  • Never respond to a request for a text message as part of the payment process—and don’t complete the purchase.
  • If the business is based in the U.S., find out if it’s in good standing by looking up the corporate name on the website of the Secretary of State (or Secretary of the Commonwealth for Massachusetts, Pennsylvania and Virginia) in the state where it’s incorporated.

Fake or Misleading Ads

Beware of scams lurking on online marketplaces, where there are multiple products and sellers. In addition to selling their own products, some sites allow other vendors to also sell products. Although most companies do their best to police their sites, scammers sometimes sneak through.
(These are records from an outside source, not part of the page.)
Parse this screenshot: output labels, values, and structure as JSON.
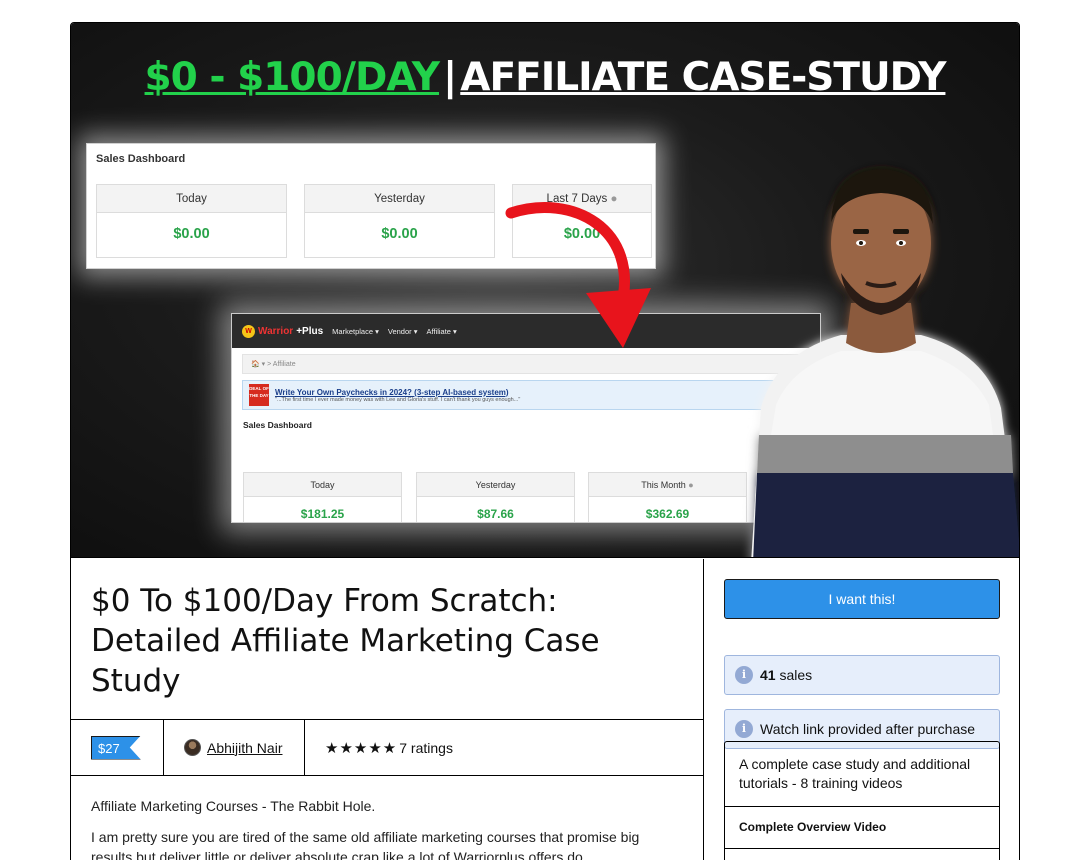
{
  "hero": {
    "headline_green": "$0 - $100/DAY",
    "headline_sep": "|",
    "headline_white": "AFFILIATE CASE-STUDY",
    "dashboard_before": {
      "title": "Sales Dashboard",
      "stats": [
        {
          "label": "Today",
          "value": "$0.00"
        },
        {
          "label": "Yesterday",
          "value": "$0.00"
        },
        {
          "label": "Last 7 Days",
          "value": "$0.00"
        }
      ]
    },
    "dashboard_after": {
      "brand_warrior": "Warrior",
      "brand_plus": "+Plus",
      "nav": [
        "Marketplace ▾",
        "Vendor ▾",
        "Affiliate ▾"
      ],
      "breadcrumb": "🏠 ▾  >  Affiliate",
      "deal_badge": "DEAL OF THE DAY",
      "deal_link": "Write Your Own Paychecks in 2024? (3-step AI-based system)",
      "deal_quote": "\"...The first time I ever made money was with Lee and Gloria's stuff. I can't thank you guys enough...\"",
      "title": "Sales Dashboard",
      "stats": [
        {
          "label": "Today",
          "value": "$181.25"
        },
        {
          "label": "Yesterday",
          "value": "$87.66"
        },
        {
          "label": "This Month",
          "value": "$362.69"
        }
      ]
    }
  },
  "product": {
    "title": "$0 To $100/Day From Scratch: Detailed Affiliate Marketing Case Study",
    "price": "$27",
    "author": "Abhijith Nair",
    "stars": "★★★★★",
    "ratings": "7 ratings",
    "description": [
      "Affiliate Marketing Courses - The Rabbit Hole.",
      "I am pretty sure you are tired of the same old affiliate marketing courses that promise big results but deliver little or deliver absolute crap like a lot of Warriorplus offers do."
    ]
  },
  "sidebar": {
    "cta_label": "I want this!",
    "sales_count": "41",
    "sales_label": "sales",
    "access_note": "Watch link provided after purchase",
    "contents_description": "A complete case study and additional tutorials - 8 training videos",
    "contents_items": [
      "Complete Overview Video"
    ]
  },
  "colors": {
    "accent_blue": "#2d91e8",
    "headline_green": "#22d14b",
    "money_green": "#2aa34a",
    "info_bg": "#e6eefb"
  }
}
Some do a “bait and switch” by advertising one item, but delivering another (it doesn’t match the advertisement) or never delivering at all. Others advertise luxury items like jewelry for unbelievably low prices. Can you really get an authentic Rolex for $100?

Play it safe: Before you buy, read the reviews about the seller and the product you want to purchase. Check out the return policy. If you’re still not sure, stick to sites that have rules and policies to protect you.

Hackers Stealing Data

If you’re shopping on a website that doesn’t have secure encryption, a hacker may be able to intercept financial information when it’s transmitted. As a result, your identity or financial information could fall into the wrong hands.

Play it safe: When shopping online, always look for a padlock icon in the search bar. That indicates the website is secure. Be sure the site URL begins with “https://”, rather than just “http://”. The “s” stands for “secure” and indicates that data is encrypted when transmitted.

Malvertising (Malicious Advertising)

It may be tempting to click on an advertisement you see online, especially if it’s a really good deal, but you could be putting your information and your computer at risk if it’s a malvertisement—an advertisement infected with malware.

Play it safe: To reduce your risk, be sure your security software is regularly updated and avoid clicking on suspicious advertisements. If you really want to find out more about the advertised product or company, don’t click. Do your homework and research the company in your web browser.

If you suspect you’re the victim of a scam, contact Navy Federal immediately to report the fraud. With our Zero Liability policy, you won’t be responsible for reported, unauthorized card charges. Visit our Security Center to learn more about how we work to stop cybercriminals.

This article is intended to provide general information and shouldn't be considered legal, tax or financial advice. It's always a good idea to consult a tax or financial advisor for specific information on how certain laws apply to your situation and about your individual financial situation.